Interface dataset entries
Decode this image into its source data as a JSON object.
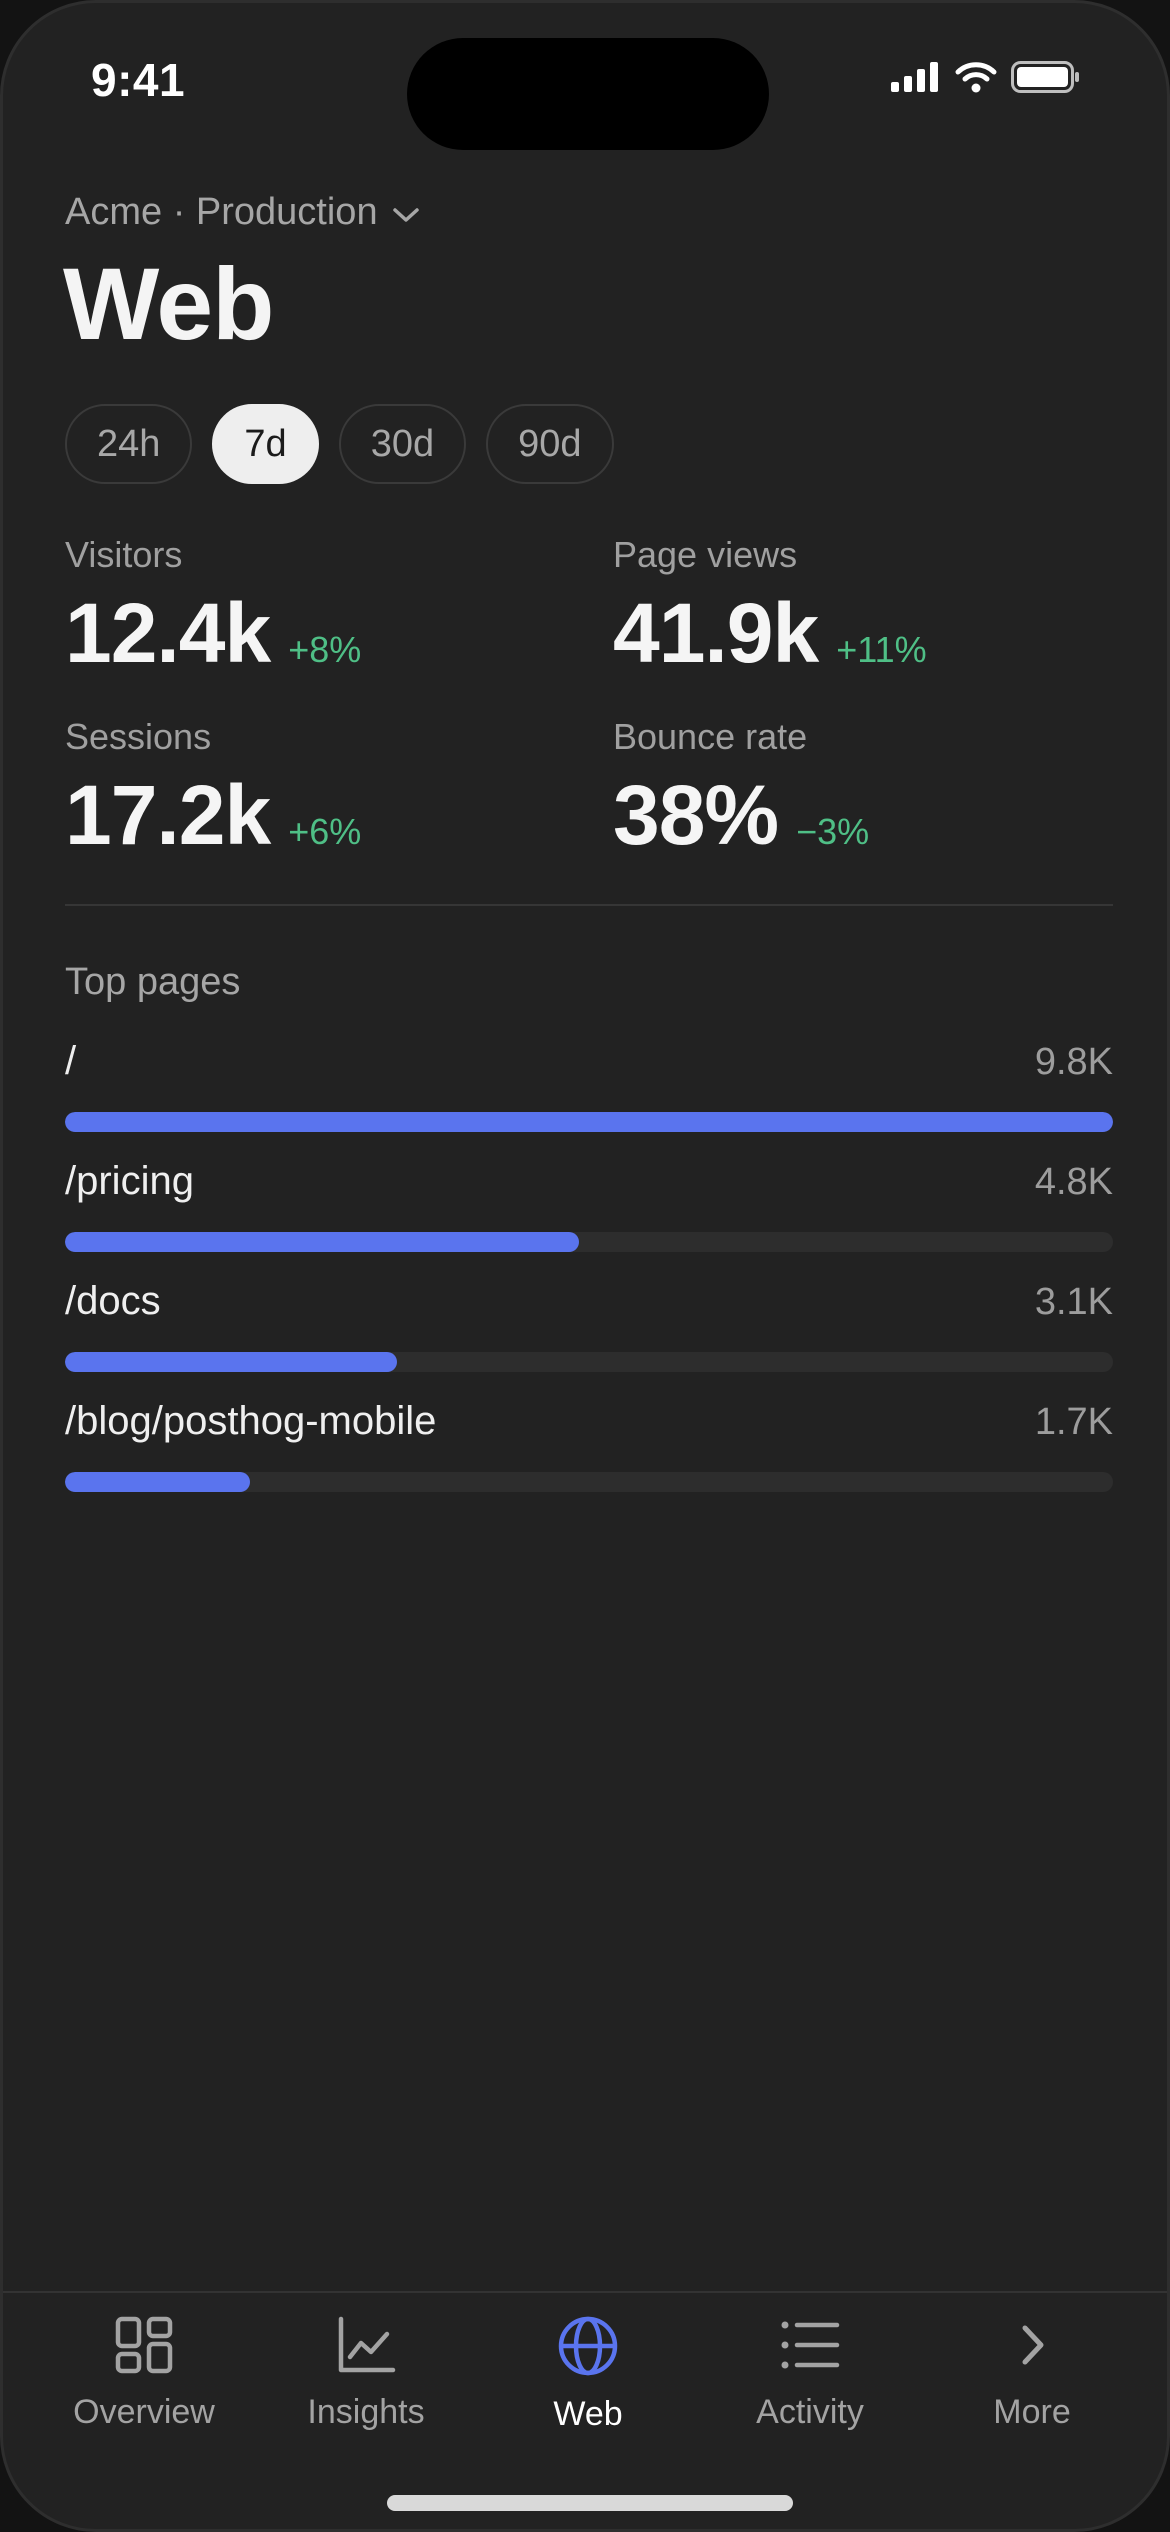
{
  "status_bar": {
    "time": "9:41",
    "icons": [
      "cellular-signal-icon",
      "wifi-icon",
      "battery-icon"
    ]
  },
  "header": {
    "project": "Acme · Production",
    "project_dropdown_icon": "chevron-down-icon",
    "title": "Web"
  },
  "ranges": {
    "options": [
      "24h",
      "7d",
      "30d",
      "90d"
    ],
    "selected": "7d"
  },
  "stats": [
    {
      "label": "Visitors",
      "value": "12.4k",
      "change": "+8%"
    },
    {
      "label": "Page views",
      "value": "41.9k",
      "change": "+11%"
    },
    {
      "label": "Sessions",
      "value": "17.2k",
      "change": "+6%"
    },
    {
      "label": "Bounce rate",
      "value": "38%",
      "change": "−3%"
    }
  ],
  "top_pages": {
    "title": "Top pages",
    "rows": [
      {
        "path": "/",
        "count": "9.8K",
        "fraction": 1.0
      },
      {
        "path": "/pricing",
        "count": "4.8K",
        "fraction": 0.49
      },
      {
        "path": "/docs",
        "count": "3.1K",
        "fraction": 0.317
      },
      {
        "path": "/blog/posthog-mobile",
        "count": "1.7K",
        "fraction": 0.177
      }
    ]
  },
  "tabbar": {
    "tabs": [
      {
        "label": "Overview",
        "icon": "grid-icon"
      },
      {
        "label": "Insights",
        "icon": "line-chart-icon"
      },
      {
        "label": "Web",
        "icon": "globe-icon"
      },
      {
        "label": "Activity",
        "icon": "list-icon"
      },
      {
        "label": "More",
        "icon": "chevron-right-icon"
      }
    ],
    "active": "Web"
  },
  "colors": {
    "accent": "#5a74ee",
    "positive": "#4fbf86",
    "background": "#222222"
  }
}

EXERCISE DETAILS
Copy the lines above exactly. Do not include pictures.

RESPONSE TO THIS EXERCISE
Decode this image into its source data as a JSON object.
{
  "status_bar": {
    "time": "9:41",
    "icons": [
      "cellular-signal-icon",
      "wifi-icon",
      "battery-icon"
    ]
  },
  "header": {
    "project": "Acme · Production",
    "project_dropdown_icon": "chevron-down-icon",
    "title": "Web"
  },
  "ranges": {
    "options": [
      "24h",
      "7d",
      "30d",
      "90d"
    ],
    "selected": "7d"
  },
  "stats": [
    {
      "label": "Visitors",
      "value": "12.4k",
      "change": "+8%"
    },
    {
      "label": "Page views",
      "value": "41.9k",
      "change": "+11%"
    },
    {
      "label": "Sessions",
      "value": "17.2k",
      "change": "+6%"
    },
    {
      "label": "Bounce rate",
      "value": "38%",
      "change": "−3%"
    }
  ],
  "top_pages": {
    "title": "Top pages",
    "rows": [
      {
        "path": "/",
        "count": "9.8K",
        "fraction": 1.0
      },
      {
        "path": "/pricing",
        "count": "4.8K",
        "fraction": 0.49
      },
      {
        "path": "/docs",
        "count": "3.1K",
        "fraction": 0.317
      },
      {
        "path": "/blog/posthog-mobile",
        "count": "1.7K",
        "fraction": 0.177
      }
    ]
  },
  "tabbar": {
    "tabs": [
      {
        "label": "Overview",
        "icon": "grid-icon"
      },
      {
        "label": "Insights",
        "icon": "line-chart-icon"
      },
      {
        "label": "Web",
        "icon": "globe-icon"
      },
      {
        "label": "Activity",
        "icon": "list-icon"
      },
      {
        "label": "More",
        "icon": "chevron-right-icon"
      }
    ],
    "active": "Web"
  },
  "colors": {
    "accent": "#5a74ee",
    "positive": "#4fbf86",
    "background": "#222222"
  }
}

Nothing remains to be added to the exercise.